One Nobel Prize winner recently admitted that although he often entered his local science fair, he never won. But because he entered every year, he learned to love science and testing out his own ideas.
Maybe that is the best advice for parents: Let your child test his or her own ideas. Who knows whose parent you may turn out to be!
Science Fair: The Basics
Although you are welcome and encouraged to visit all of the sections on this site, we know that many parents just want to know: “What are the basics to include on a science fair project and display board?”
Here is a one-page “how to” guide that summarizes everything!
- Title: Make this really big! Make it clever and creative! Titles are usually in the form of a short question. This is probably the most important thing, so make it catchy!
- Abstract: This is a summary of the whole project (in 250 words or less). It includes the goal or why it is important, the methods, the results, and most importantly the conclusions. You may want to include a sentence at the end about what the student would like to do to continue this project in the future. *Note to high school students: If you are printing your project on a single sheet format, keep your abstract separate and attach next to your board. At advanced competitions, it must be separately displayed.
- Statement of the Problem or Question or Hypothesis: Any of these terms is OK. A short sentence or brief paragraph is good. How did you think of this project? What made you wonder about this? Convince us that you really wanted to know about it. Regarding a Hypothesis, keep it nice and simple. What are you trying to disprove or prove? You can have a few sub-hypotheses (smaller questions that came up) if you want. Warning: Do not get this out of an idea book, as they are all “old” ideas now and many others are looking at them, too. Also, do not use animals, gross stuff or ask other students to do potentially harmful things (like strenuous exercising, icky taste testing, etc.) unless you get the official permission forms filled out (See SRC under Rules).
- Background or Introduction: This should be a short paragraph or two regarding what was learned about the subject of your project from your literature search. The literature research (library and Internet) should be done first when starting a project.
- Materials: List everything you needed to do this project (be specific) and put a few words about why you needed them. For example: “A watch: We needed this because we needed to time how long … etc.”
- Definitions: Optional, but — especially for Grades 3-5 — nice. How did you define the terms you used? What means one thing to you might mean something different to someone else.
- Procedure: Number each step that was taken. You want to be painfully descriptive and detailed here. But make each step be short so they are quickly and easily read. No long paragraphs here.
- Results: This is where your charts and graphs go. NO explanations are given here. Your raw data can either be included on this part of the board if it isn’t very much, or is more often found in your notebook/binder and set in front of the display.

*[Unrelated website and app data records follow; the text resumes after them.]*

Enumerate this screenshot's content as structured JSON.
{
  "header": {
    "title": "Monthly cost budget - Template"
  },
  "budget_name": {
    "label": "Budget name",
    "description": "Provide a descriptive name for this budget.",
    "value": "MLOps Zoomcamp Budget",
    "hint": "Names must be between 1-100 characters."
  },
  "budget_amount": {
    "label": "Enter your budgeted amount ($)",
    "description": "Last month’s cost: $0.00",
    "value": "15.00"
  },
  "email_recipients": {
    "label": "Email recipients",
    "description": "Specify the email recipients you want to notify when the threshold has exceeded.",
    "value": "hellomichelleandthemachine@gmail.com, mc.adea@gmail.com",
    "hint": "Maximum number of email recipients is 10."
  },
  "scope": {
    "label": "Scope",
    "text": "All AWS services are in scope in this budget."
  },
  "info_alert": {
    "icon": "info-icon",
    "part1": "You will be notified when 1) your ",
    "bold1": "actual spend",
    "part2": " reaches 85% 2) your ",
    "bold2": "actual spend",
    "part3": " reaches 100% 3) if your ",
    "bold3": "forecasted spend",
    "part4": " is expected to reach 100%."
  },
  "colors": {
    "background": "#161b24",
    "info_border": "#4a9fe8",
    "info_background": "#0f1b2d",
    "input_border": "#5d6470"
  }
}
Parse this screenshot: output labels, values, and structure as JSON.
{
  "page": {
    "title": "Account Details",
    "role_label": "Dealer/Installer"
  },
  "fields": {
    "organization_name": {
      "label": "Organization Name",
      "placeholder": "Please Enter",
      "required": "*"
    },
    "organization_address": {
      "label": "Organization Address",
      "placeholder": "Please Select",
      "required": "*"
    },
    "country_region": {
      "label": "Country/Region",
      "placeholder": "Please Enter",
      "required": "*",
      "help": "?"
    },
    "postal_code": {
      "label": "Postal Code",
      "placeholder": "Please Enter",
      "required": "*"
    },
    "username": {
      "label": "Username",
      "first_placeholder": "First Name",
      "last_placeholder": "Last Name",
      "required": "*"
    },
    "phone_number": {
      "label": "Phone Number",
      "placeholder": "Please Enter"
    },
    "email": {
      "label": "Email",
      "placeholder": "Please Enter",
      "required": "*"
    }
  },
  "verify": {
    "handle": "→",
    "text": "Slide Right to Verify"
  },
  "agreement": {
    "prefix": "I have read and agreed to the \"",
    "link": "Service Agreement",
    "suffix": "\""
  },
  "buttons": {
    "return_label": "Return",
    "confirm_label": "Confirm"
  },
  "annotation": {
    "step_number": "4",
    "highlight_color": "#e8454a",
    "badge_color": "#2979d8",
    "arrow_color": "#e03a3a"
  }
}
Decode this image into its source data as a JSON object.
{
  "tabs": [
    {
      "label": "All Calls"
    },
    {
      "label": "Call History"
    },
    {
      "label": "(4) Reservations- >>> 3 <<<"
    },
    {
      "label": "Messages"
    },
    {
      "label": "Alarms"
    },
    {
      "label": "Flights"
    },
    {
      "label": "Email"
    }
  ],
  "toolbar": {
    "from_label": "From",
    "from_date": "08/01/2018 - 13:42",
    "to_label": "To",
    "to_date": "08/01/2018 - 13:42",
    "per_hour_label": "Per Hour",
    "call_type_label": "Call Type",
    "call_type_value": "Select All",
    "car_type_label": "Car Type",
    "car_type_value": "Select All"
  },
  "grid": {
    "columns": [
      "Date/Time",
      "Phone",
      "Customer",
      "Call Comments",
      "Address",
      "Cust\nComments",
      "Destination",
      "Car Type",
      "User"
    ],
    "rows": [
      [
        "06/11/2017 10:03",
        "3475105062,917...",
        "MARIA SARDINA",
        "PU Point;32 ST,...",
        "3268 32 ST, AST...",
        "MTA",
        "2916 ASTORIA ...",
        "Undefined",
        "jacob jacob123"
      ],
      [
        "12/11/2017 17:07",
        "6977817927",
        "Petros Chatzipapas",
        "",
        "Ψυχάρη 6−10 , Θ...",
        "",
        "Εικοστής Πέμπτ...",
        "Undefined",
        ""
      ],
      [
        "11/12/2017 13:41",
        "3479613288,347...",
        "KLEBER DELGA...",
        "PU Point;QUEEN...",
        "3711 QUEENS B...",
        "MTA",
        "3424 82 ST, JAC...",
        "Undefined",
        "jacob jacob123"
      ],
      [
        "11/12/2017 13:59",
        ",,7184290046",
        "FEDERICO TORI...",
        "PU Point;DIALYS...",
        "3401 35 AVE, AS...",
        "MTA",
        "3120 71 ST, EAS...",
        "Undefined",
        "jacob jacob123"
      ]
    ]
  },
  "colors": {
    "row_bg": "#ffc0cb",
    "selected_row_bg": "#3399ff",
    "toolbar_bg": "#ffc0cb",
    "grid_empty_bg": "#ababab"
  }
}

- Conclusions: This is where you interpret and draw conclusions about your data, charts and graphs. May sentences will start with: “Based on my results, I can conclude that … ” or “Based on my data … ” Judges love that!
- Considerations or Limitations: Optional. You can use this section to state why results might be limited to this study only and not generalized. Limitations are variables that you might not have been able to control or could not change – and every research project has limitations! This is also where you can put in the extra stuff that made the project interesting, or things that made your child think further, or wonder more. Ideas for future projects can go here, too!
- Hints: Put your child’s name on a 3-by-5 card or slip of paper on the BACK of the poster board. NO student or teacher names can be posted on the FRONT of the board. Be sure that any photos that you take do not focus on kids’ faces. Take them so that the photo shows what they are DOING, not WHO is doing it. If the pictures are of subjects other than the student researcher, parental permission must be obtained before it can be displayed at SARSEF.